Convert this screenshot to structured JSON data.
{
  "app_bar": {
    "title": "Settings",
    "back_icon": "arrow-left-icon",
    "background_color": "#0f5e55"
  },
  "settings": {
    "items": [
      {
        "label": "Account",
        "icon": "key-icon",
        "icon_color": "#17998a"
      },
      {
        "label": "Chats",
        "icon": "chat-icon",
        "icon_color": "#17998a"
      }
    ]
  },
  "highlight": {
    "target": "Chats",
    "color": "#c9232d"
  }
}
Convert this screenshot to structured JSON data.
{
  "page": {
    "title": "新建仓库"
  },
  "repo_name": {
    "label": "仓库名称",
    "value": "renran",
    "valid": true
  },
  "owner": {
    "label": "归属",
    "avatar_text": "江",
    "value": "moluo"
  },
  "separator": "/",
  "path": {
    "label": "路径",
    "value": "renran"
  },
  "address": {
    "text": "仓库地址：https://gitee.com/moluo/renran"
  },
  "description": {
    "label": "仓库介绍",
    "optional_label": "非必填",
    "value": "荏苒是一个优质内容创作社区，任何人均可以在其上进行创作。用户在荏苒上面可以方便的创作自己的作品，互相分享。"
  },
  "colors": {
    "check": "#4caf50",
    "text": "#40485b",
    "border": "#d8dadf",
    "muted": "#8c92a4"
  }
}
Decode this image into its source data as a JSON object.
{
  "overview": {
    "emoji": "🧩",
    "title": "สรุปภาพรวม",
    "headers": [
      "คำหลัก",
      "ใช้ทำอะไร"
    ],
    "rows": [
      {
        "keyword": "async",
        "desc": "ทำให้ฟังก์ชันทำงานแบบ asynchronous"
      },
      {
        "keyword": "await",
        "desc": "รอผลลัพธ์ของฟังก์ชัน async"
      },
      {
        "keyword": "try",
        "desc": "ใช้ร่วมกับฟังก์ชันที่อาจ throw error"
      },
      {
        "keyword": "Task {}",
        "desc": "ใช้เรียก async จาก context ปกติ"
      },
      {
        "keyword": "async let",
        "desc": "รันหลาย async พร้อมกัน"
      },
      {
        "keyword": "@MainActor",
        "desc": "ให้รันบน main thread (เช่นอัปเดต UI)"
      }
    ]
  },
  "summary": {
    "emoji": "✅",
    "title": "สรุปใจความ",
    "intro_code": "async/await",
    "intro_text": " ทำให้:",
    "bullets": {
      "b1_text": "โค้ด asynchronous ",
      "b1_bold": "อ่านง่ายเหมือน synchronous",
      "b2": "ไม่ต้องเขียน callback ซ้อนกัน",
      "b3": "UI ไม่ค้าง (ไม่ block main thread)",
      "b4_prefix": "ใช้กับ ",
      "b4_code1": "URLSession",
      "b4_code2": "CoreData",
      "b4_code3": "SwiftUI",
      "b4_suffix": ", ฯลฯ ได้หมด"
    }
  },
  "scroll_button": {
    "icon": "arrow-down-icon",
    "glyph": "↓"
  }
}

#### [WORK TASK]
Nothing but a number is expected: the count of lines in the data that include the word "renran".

#### [YOUR SOLUTION]
3